Satoshi Nakamoto’s ‘True Vision’
With bitcoin rebranded as bitcoin core and thus brand-equal with bitcoin cash in terms of number of words and letters, it is now simply a matter of determining which brand is the real bitcoin! And it is bitcoin cash that is the real bitcoin due to an adherence to the true vision of Satoshi Nakamoto as expressed in the white paper. The argument is based on a sort of textualist approach towards the white paper, a white paper which said nothing about lightning or Segwit. And Satoshi Nakamoto was himself a big blocker, as may be clearly discerned from cherry-picked quotes.
Leaving aside the obvious fact that the white paper is a technical description and not a religious manifesto, this is faulty for a number of reasons.
- You can just as easily pull quotes to use as precident for lightning network by Nakamoto, Hal Finney, and Nick Szabo to name a few of many.
- There were serious problems, such as transaction malleability, that were missed by the white paper and solved by Segwit.
- The very concept is anti-innovation and against Nakamoto’s character as a technologist and innovationist.
Point being, discerning Satoshi’s exact view in 2010 of specific 2018 problems is not possible, because there is any amount of material that can be used to support any position. We can however, judge the merits of each argument based in large part on who is making them and their respective expertise and credentials.
Rogues, Trolls, and Astroturfing
It is fair to say that Bitcoin Cash is publicly led by the triumvirate of Roger Ver, Craig Wright, and Calvin Ayre. Jihan Wu is bitcoin cash’s most important supporter from a tangible perspective because without his support it would collapse. However his purpose is commercial in nature, and he seems uncomfortable being associated with these three. Here is Calvin Ayre “Plotting the death of btc”.
We have discussed Roger Ver. Craig Wright is most well known for his ‘fake Satoshi’ public embarrassment, though we find his ability to regularly show his face in public courageous.
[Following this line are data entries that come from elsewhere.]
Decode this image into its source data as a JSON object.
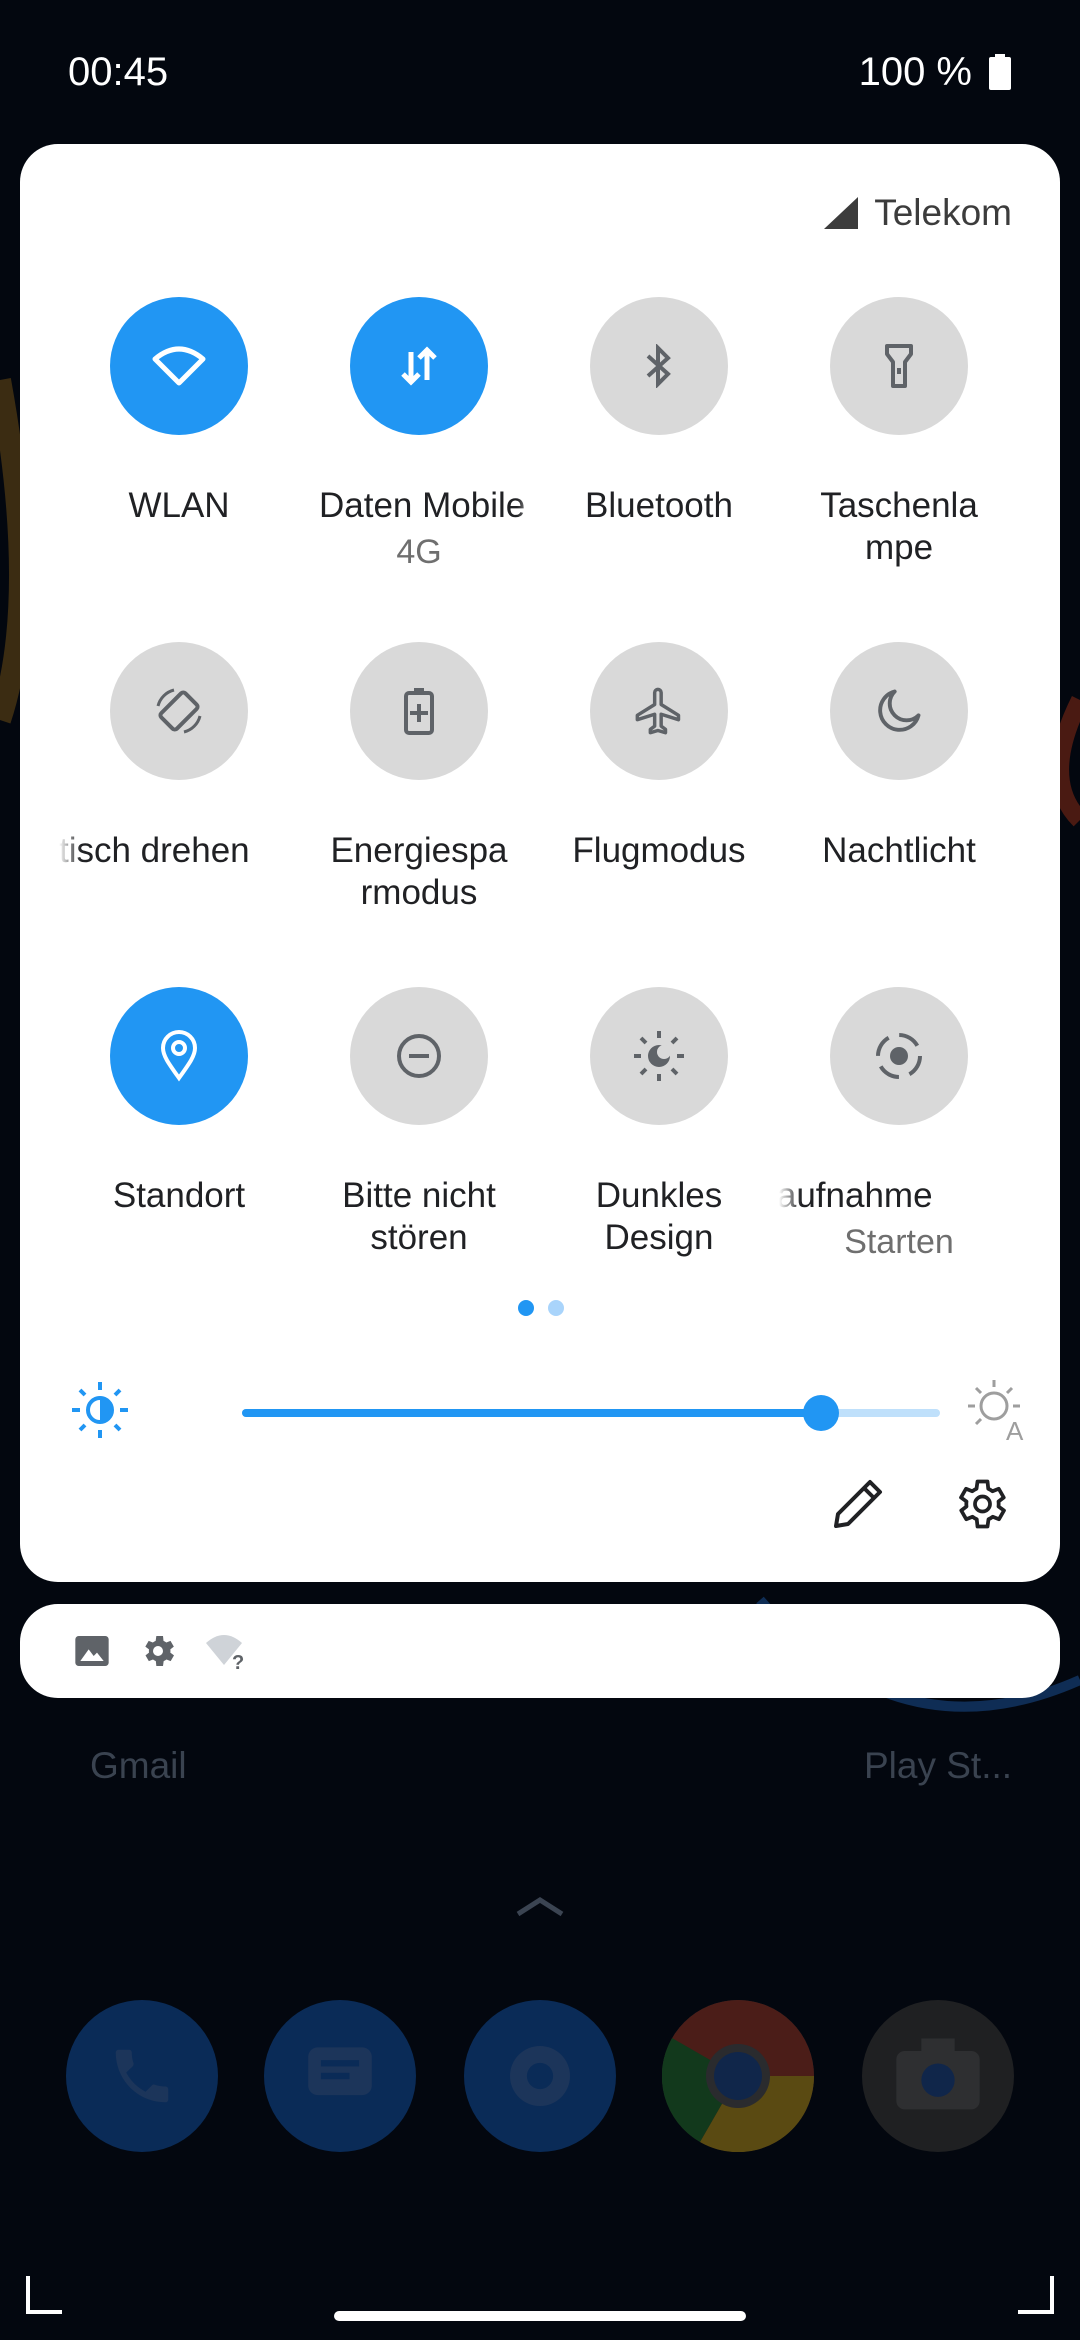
{
  "status_bar": {
    "time": "00:45",
    "battery": "100 %"
  },
  "carrier": "Telekom",
  "tiles": [
    {
      "label": "WLAN",
      "sub": "",
      "on": true,
      "icon": "wifi-icon"
    },
    {
      "label": "Daten        Mobile",
      "sub": "4G",
      "on": true,
      "icon": "mobile-data-icon"
    },
    {
      "label": "Bluetooth",
      "sub": "",
      "on": false,
      "icon": "bluetooth-icon"
    },
    {
      "label": "Taschenla\nmpe",
      "sub": "",
      "on": false,
      "icon": "flashlight-icon"
    },
    {
      "label": "Automatisch drehen",
      "sub": "",
      "on": false,
      "icon": "auto-rotate-icon"
    },
    {
      "label": "Energiespa\nrmodus",
      "sub": "",
      "on": false,
      "icon": "battery-saver-icon"
    },
    {
      "label": "Flugmodus",
      "sub": "",
      "on": false,
      "icon": "airplane-icon"
    },
    {
      "label": "Nachtlicht",
      "sub": "",
      "on": false,
      "icon": "moon-icon"
    },
    {
      "label": "Standort",
      "sub": "",
      "on": true,
      "icon": "location-pin-icon"
    },
    {
      "label": "Bitte nicht\nstören",
      "sub": "",
      "on": false,
      "icon": "do-not-disturb-icon"
    },
    {
      "label": "Dunkles\nDesign",
      "sub": "",
      "on": false,
      "icon": "dark-theme-icon"
    },
    {
      "label": "Bildschirmaufnahme",
      "sub": "Starten",
      "on": false,
      "icon": "screen-record-icon"
    }
  ],
  "brightness": {
    "level": 0.83
  },
  "page_indicator": {
    "pages": 2,
    "current": 1
  },
  "background": {
    "apps": [
      "Gmail",
      "Play St..."
    ]
  },
  "colors": {
    "accent": "#2196f3",
    "tile_off": "#d9d9d9",
    "panel": "#ffffff",
    "bg": "#03070f"
  }
}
Calvin Ayre is the former owner of Bodog, and while there is not any reason that his opinions mean anything more than yours or mine, he does have a lot of money and marketing capabilities. For an in depth discussion on the relative merits of the people behind both projects, have a look at this excellent piece by hackernoon.
Messaging is disseminated via Mssrs. Ver and Ayre’s websites and twitter accounts. I should emphasize that there is a sizable percentage of honest folks of much greater intelligence than I that support bitcoin cash. However, there is little doubt that Ver employs an aggressive method of message distribution known as astroturfing, which masks paid shills as grassroots supporters.
This strategy began with Ver’s “bitcoin birds” project.
Additionally, paid Ver employees have been caught posing as alternative users. Regular twitter visitors who check out bitcoin threads will repeatedly see many of the same bitcoin cash users pasting the same messages, over and over, and generally trolling conversations with non-sequiturs. Twitter universe, you will probably recognize this guy:
And of course, in a Trumpian tactic, Ver and squad accuse bitcoiners of the same behavior – repeatedly, aggressively, and loudly – thus blurring the picture to instill in onlookers a misleading equivalence between the two sides.
These tactics have largely failed to convince the larger market that bitcoin cash is anything but a sideshow. Institutional investment focuses almost entirely on bitcoin. Mainstream futures markets and eventual ETFs also seem to be interested with bitcoin only. There has been zero migration of the top bitcoin developers to bitcoin cash, nor has there been a sizable switch among rank and file market participants. The constant stream of misinformation continues from Ver unabated, and one is left to wonder if this is the result anymore of simple concern in the direction of bitcoin, or has transformed into a matter of ego.